The original Tubman museum opened in an old warehouse slated for demolition.
Whenever Black History Month arrives, I am reminded that Wisconsin is not average.
About 88 percent of the state's population is Caucasian and 6.5 percent is African American, compared to 13 percent nationwide. U.S. Census stats were even more lopsided during my childhood, and I recall meeting only one black person - at a church camp - before entering college in the 1970s.
Maybe that's just the way it was in much of the northern Midwest, but the Rev. Richard Keil wasn't satisfied with accepting circumstances. His Wisconsin roots set him on a lifelong path to serve the Roman Catholic Church, but his heart went 900 miles out of the way to learn and do more as a minister.
The Sheboygan native attended St. Dominic Parish until his family moved to Racine and St. Edward Parish in the 1940s. Then came a stint in the Army and enrollment in seminary. Keil studied black history on the side, first with curiosity, then conviction.
By the summer of 1956, the young man sought farm work in rural Alabama because "I wanted to be in a place conducive to being a priest" who better understood the world, and "this also introduced me to the South and the African-American community," he recalls, during a phone interview.
What Keil found was a culture fraught with oppression and "downright terrorism - we were treating these people like trash." That firsthand realization changed his life.
Church ministry took him to Kiln, Miss., and rural Alabama before moving in the 1970s to Macon, Ga., where 68 percent of residents are black.
"All during this time, I started to study Malcolm X, Martin Luther King and more black history," Keil explains. "The more I learned, the more I was entrenched."
By the mid 1980s, the priest at St. Peter Claver Catholic Church also was founder of the Tubman African American Museum, devoted to history, culture, art and other unsung contributions to society.
That includes golf tees and barn-shaped dinner pails in the Inventors Gallery, spirit jugs and a "white's only" bubbler in the local history archives.
"So much of who we are is tied up with dignity and self-image," the retiree notes. "I was just a white man in an African-American community" who wanted to make a difference.
Keil in 1981 spent $36,500 for a rundown and 8,500-square-foot warehouse, slated for demolition.
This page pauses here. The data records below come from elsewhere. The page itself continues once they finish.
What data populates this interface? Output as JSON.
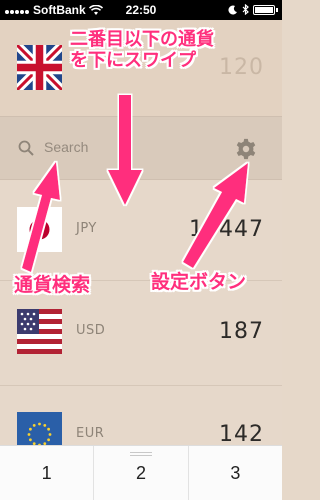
{
  "status_bar": {
    "carrier": "SoftBank",
    "time": "22:50"
  },
  "base_currency": {
    "code": "GBP",
    "amount": "120",
    "flag": "uk-flag"
  },
  "search": {
    "placeholder": "Search"
  },
  "currencies": [
    {
      "code": "JPY",
      "amount": "18447",
      "flag": "japan-flag"
    },
    {
      "code": "USD",
      "amount": "187",
      "flag": "us-flag"
    },
    {
      "code": "EUR",
      "amount": "142",
      "flag": "eu-flag"
    }
  ],
  "keypad": {
    "keys": [
      "1",
      "2",
      "3"
    ]
  },
  "annotations": {
    "top_line1": "二番目以下の通貨",
    "top_line2": "を下にスワイプ",
    "search_label": "通貨検索",
    "settings_label": "設定ボタン"
  },
  "colors": {
    "annotation": "#ff2f7d",
    "background": "#e6d8c9"
  }
}
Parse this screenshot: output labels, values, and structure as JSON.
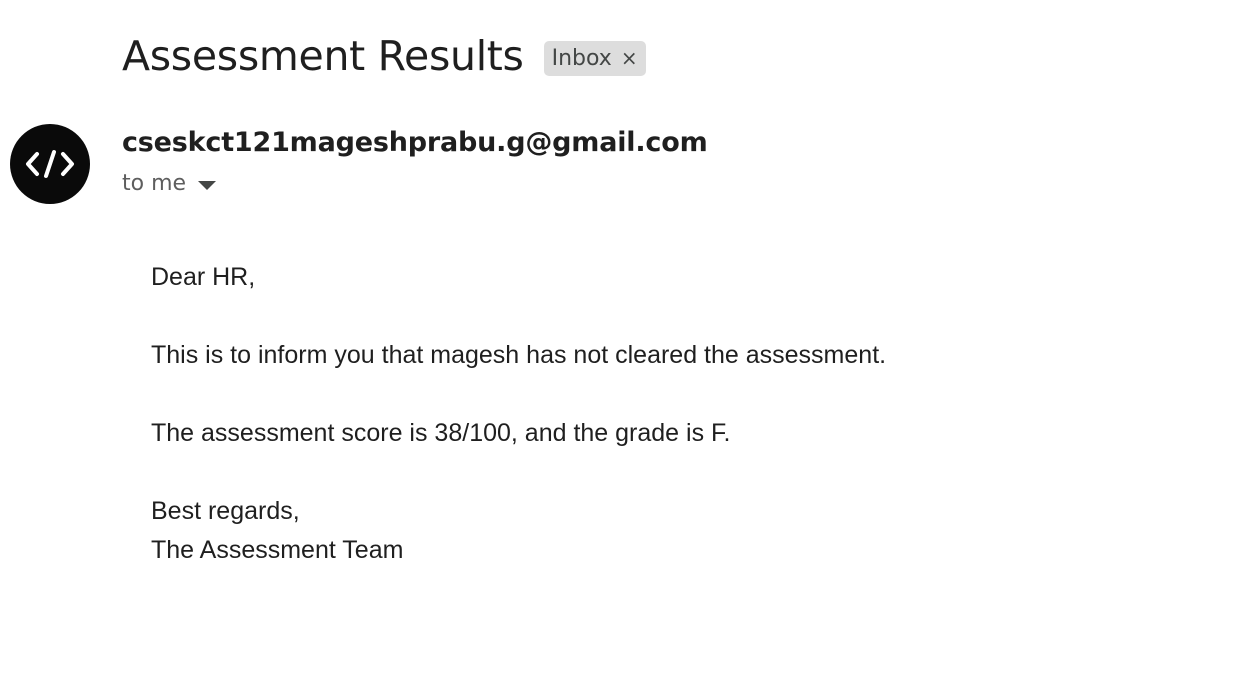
{
  "email": {
    "subject": "Assessment Results",
    "label": "Inbox",
    "label_close": "×",
    "sender": "cseskct121mageshprabu.g@gmail.com",
    "recipient": "to me",
    "body": {
      "greeting": "Dear HR,",
      "line1": "This is to inform you that magesh has not cleared the assessment.",
      "line2": "The assessment score is 38/100, and the grade is F.",
      "closing": "Best regards,",
      "signature": "The Assessment Team"
    }
  },
  "icons": {
    "avatar": "code-brackets-icon",
    "recipient_details": "caret-down-icon"
  },
  "colors": {
    "avatar_bg": "#0a0a0a",
    "chip_bg": "#dddddd",
    "text": "#1f1f1f",
    "muted": "#5e5e5e"
  }
}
He named the museum after Harriet Tubman, the "Black Moses" whose Underground Railroad work helped free hundreds of slaves, because she epitomized the "strength and goodness" that he saw in African Americans.
In spring 2015, the original museum will be replaced with a $22 million building that is five times bigger, and the founder has decided to keep his distance.
"I'm not a black artist, a black historian or a museum professional," Keil notes, so he has let younger generations take over.
What now grows in Macon would not have begun if the Sheboygan boy, now 80 years old, hadn't let curiosity and compassion get the best of him.
? The Tubman African American Museum is closed Sundays and Mondays. The new museum adds exhibit and event space, especially for civil rights discussions. tubmanmuseum.com, 478-743-8544
? Here's another Wisconsin connection to Macon, Ga.: The music-rich city counts soul singer Otis Redding among its native sons, and a life-sized statue of him faces the Ocmulgee River at Gateway Park. The "(Sittin' on) The Dock of the Bay" performer died when his plane crashed into Madison's Lake Monona on a stormy December day in 1967.
Macon also is home to The Big House, an Allman Brothers Band museum. thebighousemuseum.com, 478-741-5551
These musicians and many more - including Little Richard, Ray Charles, Lena Horne and Gladys Knight - are inductees in the Georgia Music Hall of Fame, whose Macon-based museum closed in 2011, after a cut in state funding.
The restored and historic Douglass Theatre, where Otis Redding was discovered during a talent show (he got $5 for winning it), remains open for events in Macon. douglasstheatre.org, 478-742-2000
Also worth a stop: H&H Restaurant, for music memorabilia and soul food in modest confines where "Mama Louise" Hudson used to serve the Allman Brothers and other hungry musicians for free, before they hit it big. They never forgot her and eventually took her on a concert tour.
The band "always wanted something to eat before going on a tour," Mama Louise told me in 2009. "Sometimes they'd pay, and sometimes they wouldn't. We became friends, and when they could only afford two plates to split between five of them, I'd give them five because you if can help somebody, you do it."
H&H operated one block from the original Capricorn Records music studio. A meat and three sides costs around $10. The second restaurant "H," Inez Hill, died in 2007 at age 94. facebook.com/MamaLouise, 478-742-9810
For more about Macon attractions: maconga.org, 800-768-3401